http://tom.nc4tc.googlepages.com/helicalwindom

I don't know him, I never built it, YMMV, usual caveats.

73 & GS
de K3ANG
Logged
K3ANG
Member

Posts: 208




Ignore
« Reply #9 on: December 31, 2007, 08:35:21 PM »

Perhaps using your downspout and raingutter would be a better alternative.
http://www.qsl.net/wb3gck/spout.htm
Same caveats as above.
If you have vinyl spouts, you could run a wire *INSIDE* the spouts and then running the length of the gutter.
Just an idea.
More than my 2 cents.
de K3ANG
Logged
N5UBL
Member

Posts: 1




Ignore
« Reply #10 on: January 24, 2008, 12:30:58 PM »

Hustler Antenna Flagpole:
http://www.the6thfloor.com/news.php?item.253.9

I have seen more flagpole ideas using this antenna, than any other.  I bought this antenna when I lived in a house, now it sits unused in a storage unit.  **sigh** I have never built one of these but will someday.

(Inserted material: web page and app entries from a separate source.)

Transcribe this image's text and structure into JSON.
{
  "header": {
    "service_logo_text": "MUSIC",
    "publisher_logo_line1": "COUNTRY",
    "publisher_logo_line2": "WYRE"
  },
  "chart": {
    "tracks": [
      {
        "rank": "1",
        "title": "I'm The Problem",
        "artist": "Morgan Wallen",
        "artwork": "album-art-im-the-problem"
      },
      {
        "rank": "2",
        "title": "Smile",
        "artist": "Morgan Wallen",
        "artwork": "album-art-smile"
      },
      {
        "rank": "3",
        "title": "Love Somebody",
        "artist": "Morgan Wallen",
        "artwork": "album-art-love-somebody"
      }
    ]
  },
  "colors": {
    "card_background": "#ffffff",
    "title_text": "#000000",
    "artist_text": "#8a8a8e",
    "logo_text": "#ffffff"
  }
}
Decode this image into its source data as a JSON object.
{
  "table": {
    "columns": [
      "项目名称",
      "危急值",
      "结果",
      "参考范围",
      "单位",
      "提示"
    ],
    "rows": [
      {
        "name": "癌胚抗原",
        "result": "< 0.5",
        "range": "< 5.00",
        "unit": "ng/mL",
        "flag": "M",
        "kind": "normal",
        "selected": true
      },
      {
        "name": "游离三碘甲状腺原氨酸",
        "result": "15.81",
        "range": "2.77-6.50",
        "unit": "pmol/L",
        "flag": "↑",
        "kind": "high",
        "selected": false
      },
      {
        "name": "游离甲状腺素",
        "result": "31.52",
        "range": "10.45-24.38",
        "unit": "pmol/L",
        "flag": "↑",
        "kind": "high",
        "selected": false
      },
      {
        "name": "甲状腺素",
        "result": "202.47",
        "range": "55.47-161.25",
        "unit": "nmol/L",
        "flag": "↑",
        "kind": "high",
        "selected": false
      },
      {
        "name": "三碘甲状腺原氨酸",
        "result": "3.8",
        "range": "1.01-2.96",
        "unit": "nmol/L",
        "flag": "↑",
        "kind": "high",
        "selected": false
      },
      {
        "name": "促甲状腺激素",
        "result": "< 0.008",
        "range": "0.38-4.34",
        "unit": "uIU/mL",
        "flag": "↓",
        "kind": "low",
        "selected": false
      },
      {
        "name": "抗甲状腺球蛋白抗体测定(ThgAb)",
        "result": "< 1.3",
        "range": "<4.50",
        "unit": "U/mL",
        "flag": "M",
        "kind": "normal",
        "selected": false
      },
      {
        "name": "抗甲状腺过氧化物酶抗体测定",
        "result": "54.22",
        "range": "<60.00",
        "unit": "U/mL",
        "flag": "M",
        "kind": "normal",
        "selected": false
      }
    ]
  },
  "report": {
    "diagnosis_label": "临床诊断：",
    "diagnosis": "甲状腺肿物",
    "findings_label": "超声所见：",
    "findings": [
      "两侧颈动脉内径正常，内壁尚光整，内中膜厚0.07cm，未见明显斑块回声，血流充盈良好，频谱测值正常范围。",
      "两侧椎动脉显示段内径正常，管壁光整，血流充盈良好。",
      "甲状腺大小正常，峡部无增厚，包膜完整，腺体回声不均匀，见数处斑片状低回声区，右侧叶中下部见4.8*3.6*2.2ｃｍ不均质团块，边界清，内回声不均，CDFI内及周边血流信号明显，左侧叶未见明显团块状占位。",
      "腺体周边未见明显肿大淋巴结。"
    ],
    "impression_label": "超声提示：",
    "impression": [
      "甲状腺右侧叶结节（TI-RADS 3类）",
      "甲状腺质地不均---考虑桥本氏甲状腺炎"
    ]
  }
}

TAK-Tenna: http://www.tak-tenna.com
I use one of these and it does the trick for regional contacts due to the height of installation.  It has a verty small footprint and doesn't look too bad, either.

Your mileage may vary.

73,
Stan
Logged
W4WSW
Member

Posts: 23


WWW

Ignore
« Reply #11 on: February 17, 2008, 05:50:10 PM »

Well Mr. Brown Welcome to the HOA Crap, I'm agree with one of the guys that say try everything and compare them, I did the same with my G5RV Jr. in the fence, (6-feet from groung) Work well in 40m may be not as I want but at least make very good contacts.........

For 10, 12, 15, 17, 20, 30m I'm using a screwdriver antenna and performs beter but not for 80 & 40m......

Now a friend of mine help me to build and install a Delta Loop (215 feet wire) that make me work even 160m, using an antenna tuner of course I can tune the wire all the way up from 160 to 10m......

Also I use an amplifier to help more a bit....

Good Luck & 73's.....
W4WSW  / Lou
Logged
Pages: [1]   Go Up
  Print  
 
Jump to:  

Powered by MySQL Powered by PHP Powered by SMF 1.1.11 | SMF © 2006-2009, Simple Machines LLC Valid XHTML 1.0! Valid CSS!